======== Material shown ========

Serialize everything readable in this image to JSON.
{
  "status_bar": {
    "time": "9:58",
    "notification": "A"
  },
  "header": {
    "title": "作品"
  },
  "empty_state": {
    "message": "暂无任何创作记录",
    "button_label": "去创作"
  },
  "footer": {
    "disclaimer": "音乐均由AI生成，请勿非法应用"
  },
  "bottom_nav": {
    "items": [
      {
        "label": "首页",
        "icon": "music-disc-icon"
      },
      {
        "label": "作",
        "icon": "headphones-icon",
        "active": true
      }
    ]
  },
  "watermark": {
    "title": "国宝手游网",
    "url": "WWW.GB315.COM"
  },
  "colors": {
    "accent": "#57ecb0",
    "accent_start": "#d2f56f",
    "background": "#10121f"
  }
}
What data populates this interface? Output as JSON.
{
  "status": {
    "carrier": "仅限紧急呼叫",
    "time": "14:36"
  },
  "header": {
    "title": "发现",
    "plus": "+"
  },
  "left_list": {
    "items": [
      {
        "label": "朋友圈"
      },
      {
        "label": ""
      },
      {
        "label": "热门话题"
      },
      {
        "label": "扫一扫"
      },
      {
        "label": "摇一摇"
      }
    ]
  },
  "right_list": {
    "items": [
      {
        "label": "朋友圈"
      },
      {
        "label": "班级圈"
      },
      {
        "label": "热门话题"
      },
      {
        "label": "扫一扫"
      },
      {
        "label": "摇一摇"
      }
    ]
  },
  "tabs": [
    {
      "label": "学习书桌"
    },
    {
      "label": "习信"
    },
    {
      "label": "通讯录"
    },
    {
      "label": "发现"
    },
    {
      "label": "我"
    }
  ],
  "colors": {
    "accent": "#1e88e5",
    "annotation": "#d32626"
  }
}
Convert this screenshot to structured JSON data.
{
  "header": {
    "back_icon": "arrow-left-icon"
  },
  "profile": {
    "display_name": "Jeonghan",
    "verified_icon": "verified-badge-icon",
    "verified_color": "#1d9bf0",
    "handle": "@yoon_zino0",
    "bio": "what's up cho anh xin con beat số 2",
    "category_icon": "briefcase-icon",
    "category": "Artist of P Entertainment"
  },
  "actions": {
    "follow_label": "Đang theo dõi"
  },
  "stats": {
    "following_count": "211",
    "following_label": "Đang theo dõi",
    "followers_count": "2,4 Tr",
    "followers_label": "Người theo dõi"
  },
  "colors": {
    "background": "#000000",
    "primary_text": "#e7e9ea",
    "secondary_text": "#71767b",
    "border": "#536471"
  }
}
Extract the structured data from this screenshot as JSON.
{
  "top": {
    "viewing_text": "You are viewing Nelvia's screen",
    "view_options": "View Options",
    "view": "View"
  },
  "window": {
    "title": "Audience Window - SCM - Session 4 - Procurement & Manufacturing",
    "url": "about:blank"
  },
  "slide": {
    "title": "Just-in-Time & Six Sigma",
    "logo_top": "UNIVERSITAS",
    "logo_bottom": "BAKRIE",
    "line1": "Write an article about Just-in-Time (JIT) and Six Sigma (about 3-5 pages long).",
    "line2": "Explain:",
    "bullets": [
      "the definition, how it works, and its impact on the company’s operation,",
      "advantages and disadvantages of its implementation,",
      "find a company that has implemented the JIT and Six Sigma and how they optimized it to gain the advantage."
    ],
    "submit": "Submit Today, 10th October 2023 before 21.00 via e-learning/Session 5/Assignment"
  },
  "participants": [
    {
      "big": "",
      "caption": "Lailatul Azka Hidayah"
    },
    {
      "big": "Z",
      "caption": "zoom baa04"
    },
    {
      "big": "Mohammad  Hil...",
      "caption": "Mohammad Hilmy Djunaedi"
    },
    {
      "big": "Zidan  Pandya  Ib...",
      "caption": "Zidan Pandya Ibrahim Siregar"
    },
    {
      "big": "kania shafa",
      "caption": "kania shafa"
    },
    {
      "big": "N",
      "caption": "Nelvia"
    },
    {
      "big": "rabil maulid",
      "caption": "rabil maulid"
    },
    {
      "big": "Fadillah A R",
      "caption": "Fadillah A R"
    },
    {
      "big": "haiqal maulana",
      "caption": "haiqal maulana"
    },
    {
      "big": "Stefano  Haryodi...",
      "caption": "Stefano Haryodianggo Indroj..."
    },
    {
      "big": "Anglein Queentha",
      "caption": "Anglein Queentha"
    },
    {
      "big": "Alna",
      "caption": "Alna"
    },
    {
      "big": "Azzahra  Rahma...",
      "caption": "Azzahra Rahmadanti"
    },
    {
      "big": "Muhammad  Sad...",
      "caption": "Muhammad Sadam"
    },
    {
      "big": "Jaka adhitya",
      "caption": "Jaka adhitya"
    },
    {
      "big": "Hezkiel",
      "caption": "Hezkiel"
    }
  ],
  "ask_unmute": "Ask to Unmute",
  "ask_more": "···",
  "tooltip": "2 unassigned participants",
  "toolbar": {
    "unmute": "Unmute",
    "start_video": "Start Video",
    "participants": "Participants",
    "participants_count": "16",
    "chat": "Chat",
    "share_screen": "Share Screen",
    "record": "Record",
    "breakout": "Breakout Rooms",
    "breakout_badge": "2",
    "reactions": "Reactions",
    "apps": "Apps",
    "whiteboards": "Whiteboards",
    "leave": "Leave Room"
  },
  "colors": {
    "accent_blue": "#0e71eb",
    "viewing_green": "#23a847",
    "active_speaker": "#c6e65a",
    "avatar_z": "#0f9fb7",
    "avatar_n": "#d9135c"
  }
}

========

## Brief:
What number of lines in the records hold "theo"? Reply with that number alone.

## Response below:
3